But when we were young, seeing a snake was a big deal! Didn't have to be a big 'un, neither! If it was a snake, it was a BIG deal! In order to get grandpa Shelton, all the boys currently present, all the cousins, and ALL the guns, someone only had to yell one word: SNAKE!
One day while visiting out at grandpas farm out there at Simmons Chapel, I happened by the outhouse and caught just a glimpse of a snakes' tail just making it under the edge of the little building to take refuge. Of course the alarm was appropriately sounded with lots of yelling and screaming about a snake.
I had my BB gun (Daisy Red Rider - (still have one!)), Byron had his 22, Doyne had a 410 shotgun, others had various shootin' irons, and grandpa Shelton had his trusty hoe. (Ahem . . . that's a gardening or cotton chopping utensil, not a girl of the evening!)
The outhouse was ringed with trigger happy snake hunters with all weapons 'loaded & cocked, safety forward, itchy booger-picker on the bang switch (trigger). Each warrior was tense as testosterone and adrenaline pumped through their bodies like a fire hose. We were MEN. All weapons bearers felt and appreciated the gravity of the moment, and wanted the honor and bragging rights of being the first to unload into the offending trespasser.
Tension was high as grandpa took his hoe and eased it into and out of the cracks trying to snipe the snake out.

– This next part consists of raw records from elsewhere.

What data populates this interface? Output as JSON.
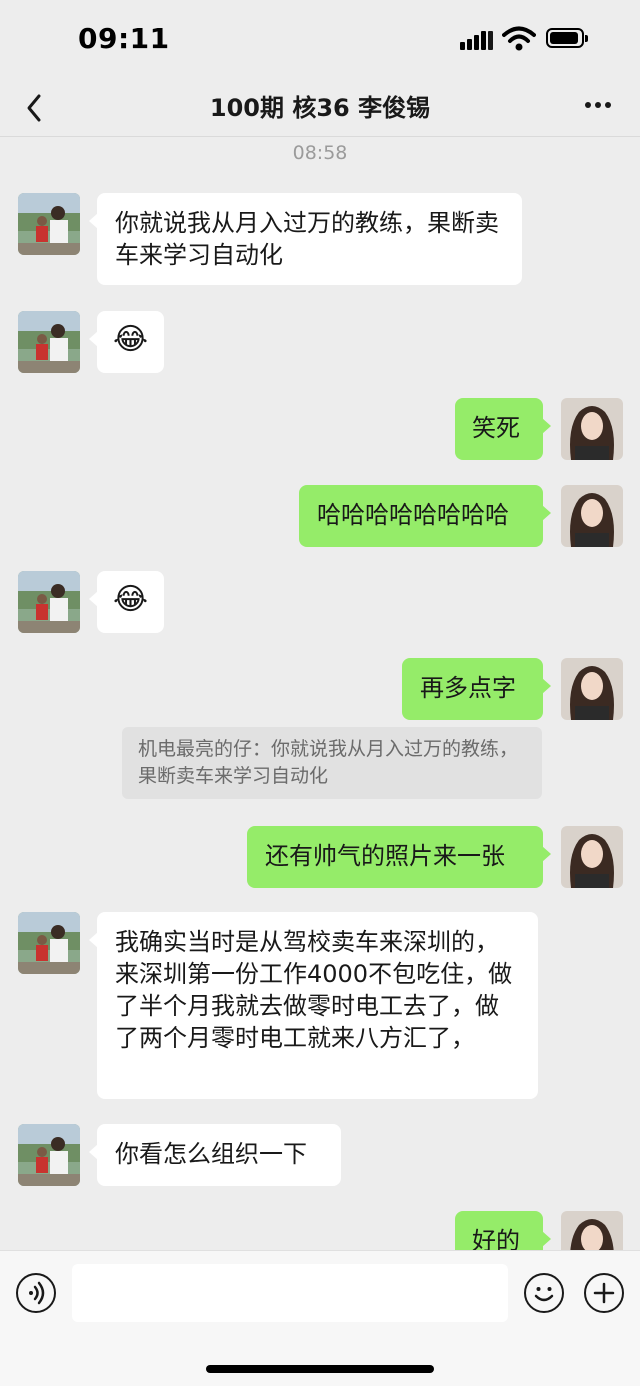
{
  "status_bar": {
    "time": "09:11"
  },
  "header": {
    "title": "100期 核36 李俊锡"
  },
  "chat": {
    "timestamp": "08:58",
    "messages": [
      {
        "side": "in",
        "text": "你就说我从月入过万的教练，果断卖车来学习自动化"
      },
      {
        "side": "in",
        "text": "😂"
      },
      {
        "side": "out",
        "text": "笑死"
      },
      {
        "side": "out",
        "text": "哈哈哈哈哈哈哈哈"
      },
      {
        "side": "in",
        "text": "😂"
      },
      {
        "side": "out",
        "text": "再多点字"
      },
      {
        "side": "out",
        "text": "还有帅气的照片来一张"
      },
      {
        "side": "in",
        "text": "我确实当时是从驾校卖车来深圳的，来深圳第一份工作4000不包吃住，做了半个月我就去做零时电工去了，做了两个月零时电工就来八方汇了，"
      },
      {
        "side": "in",
        "text": "你看怎么组织一下"
      },
      {
        "side": "out",
        "text": "好的"
      }
    ],
    "quote": "机电最亮的仔：你就说我从月入过万的教练，果断卖车来学习自动化"
  },
  "input_bar": {
    "value": "",
    "icons": [
      "voice-icon",
      "emoji-icon",
      "plus-icon"
    ]
  },
  "colors": {
    "background": "#ededed",
    "out_bubble": "#95ec69",
    "in_bubble": "#ffffff"
  }
}
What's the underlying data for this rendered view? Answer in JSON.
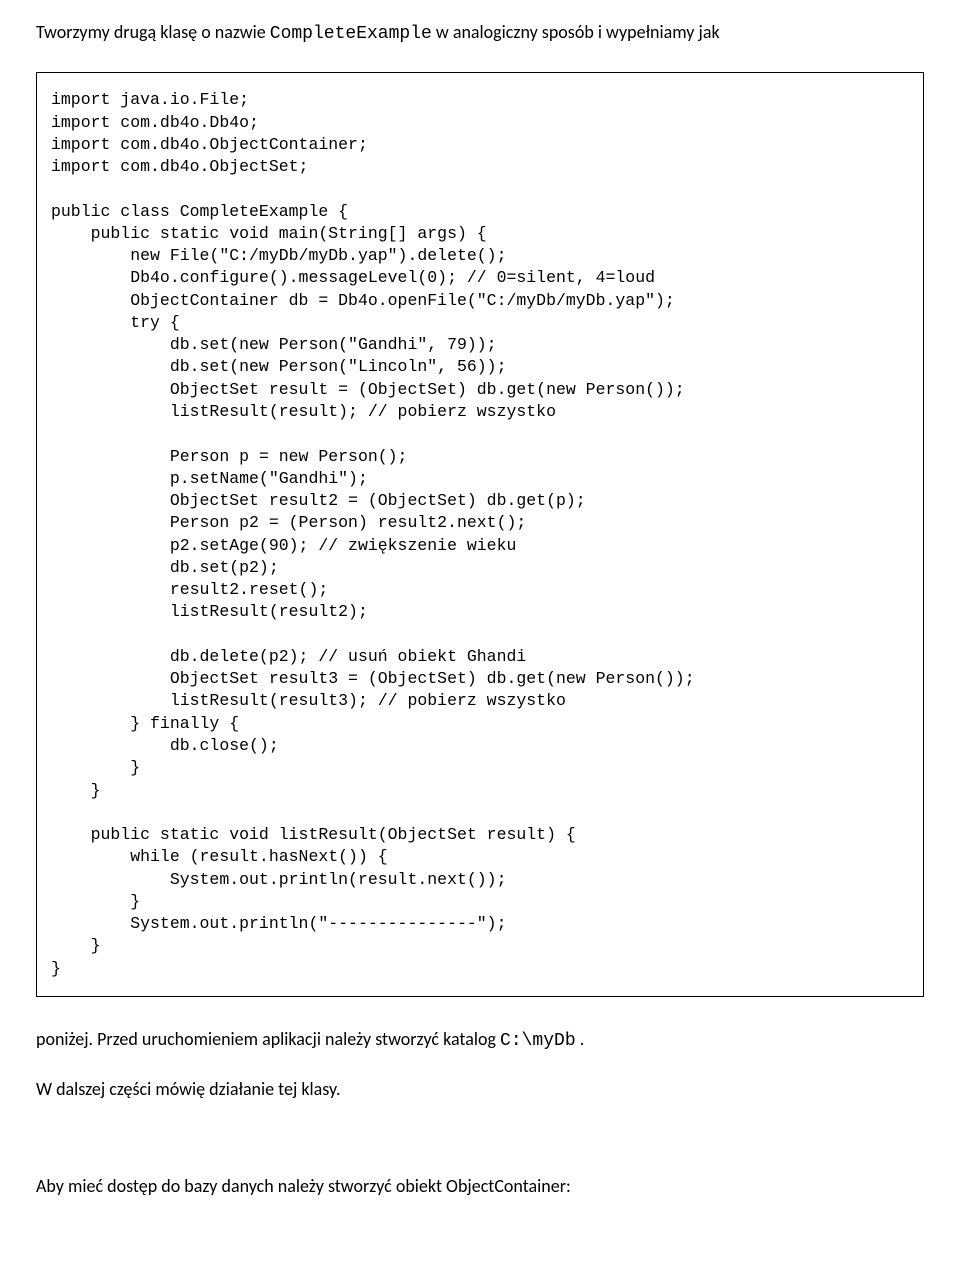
{
  "intro": {
    "before": "Tworzymy drugą klasę o nazwie ",
    "classname": "CompleteExample",
    "after": " w analogiczny sposób i wypełniamy jak"
  },
  "code": "import java.io.File;\nimport com.db4o.Db4o;\nimport com.db4o.ObjectContainer;\nimport com.db4o.ObjectSet;\n\npublic class CompleteExample {\n    public static void main(String[] args) {\n        new File(\"C:/myDb/myDb.yap\").delete();\n        Db4o.configure().messageLevel(0); // 0=silent, 4=loud\n        ObjectContainer db = Db4o.openFile(\"C:/myDb/myDb.yap\");\n        try {\n            db.set(new Person(\"Gandhi\", 79));\n            db.set(new Person(\"Lincoln\", 56));\n            ObjectSet result = (ObjectSet) db.get(new Person());\n            listResult(result); // pobierz wszystko\n\n            Person p = new Person();\n            p.setName(\"Gandhi\");\n            ObjectSet result2 = (ObjectSet) db.get(p);\n            Person p2 = (Person) result2.next();\n            p2.setAge(90); // zwiększenie wieku\n            db.set(p2);\n            result2.reset();\n            listResult(result2);\n\n            db.delete(p2); // usuń obiekt Ghandi\n            ObjectSet result3 = (ObjectSet) db.get(new Person());\n            listResult(result3); // pobierz wszystko\n        } finally {\n            db.close();\n        }\n    }\n\n    public static void listResult(ObjectSet result) {\n        while (result.hasNext()) {\n            System.out.println(result.next());\n        }\n        System.out.println(\"---------------\");\n    }\n}",
  "below": {
    "p1_before": "poniżej. Przed uruchomieniem aplikacji należy stworzyć katalog ",
    "p1_path": "C:\\myDb",
    "p1_after": " .",
    "p2": "W dalszej części mówię działanie tej klasy.",
    "p3": "Aby mieć dostęp do bazy danych należy stworzyć obiekt ObjectContainer:"
  }
}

Suddenly, from the opposite side of the grandpa was on came a yelp, the thunk of a BB gun, and suddenly, every gun out there unloads! The resulting cacaphony of thunder and powder smoke from the brace of firearms died out slowly.
But the snake is no where to be seen. While grandpa searched high and low for the offending serpent, everybody started re-loading. After a while outhouse grandpa stopped searching and asked "What did you see George Earl?"
"I didn't see anything," I replied.
"Well, why did you yelp over there?" somebody asked.
"I put my hand out to push the building and that rusty nail stuck me. When I jerked back, I yelled and my BB gun went off. Then I heard everybody shooting, I thought it was ya'll who found the snake . . ."
"You boys run along and put up your guns. You've shot up a whole 2 bucks worth of ammo today." In that day and age, that was a LOT of ammo! I remember when I took my own 22 rifle back as a teenager I could buy a box of long rifles for 89¢. Out of a dollar I could still get a sodi pop and a candy bar.
Rascal the dog kept barking, but he was not barking at the outhouse. He was barking at the tree! Somehow, that snake had been able to get up the tree from the backside of the outhouse, and nobody had even considered that possibility. Somebody hollered at the dog, and happened to look up.
There, barely visible, was the snake! Again, the hail of gunfire sounded, and the snake came down out of the tree wiggling with everything it had. By the time the snake left the tree, all guns had been emptied, and shooters were scrambling around trying to get ammo out and reload. But, it was too late. The snake had went into the grass and into safety. It was never found although I looked for it the rest of the week!
Naw. We didn't kill the snake. But we sure shot that outhouse all to pieces!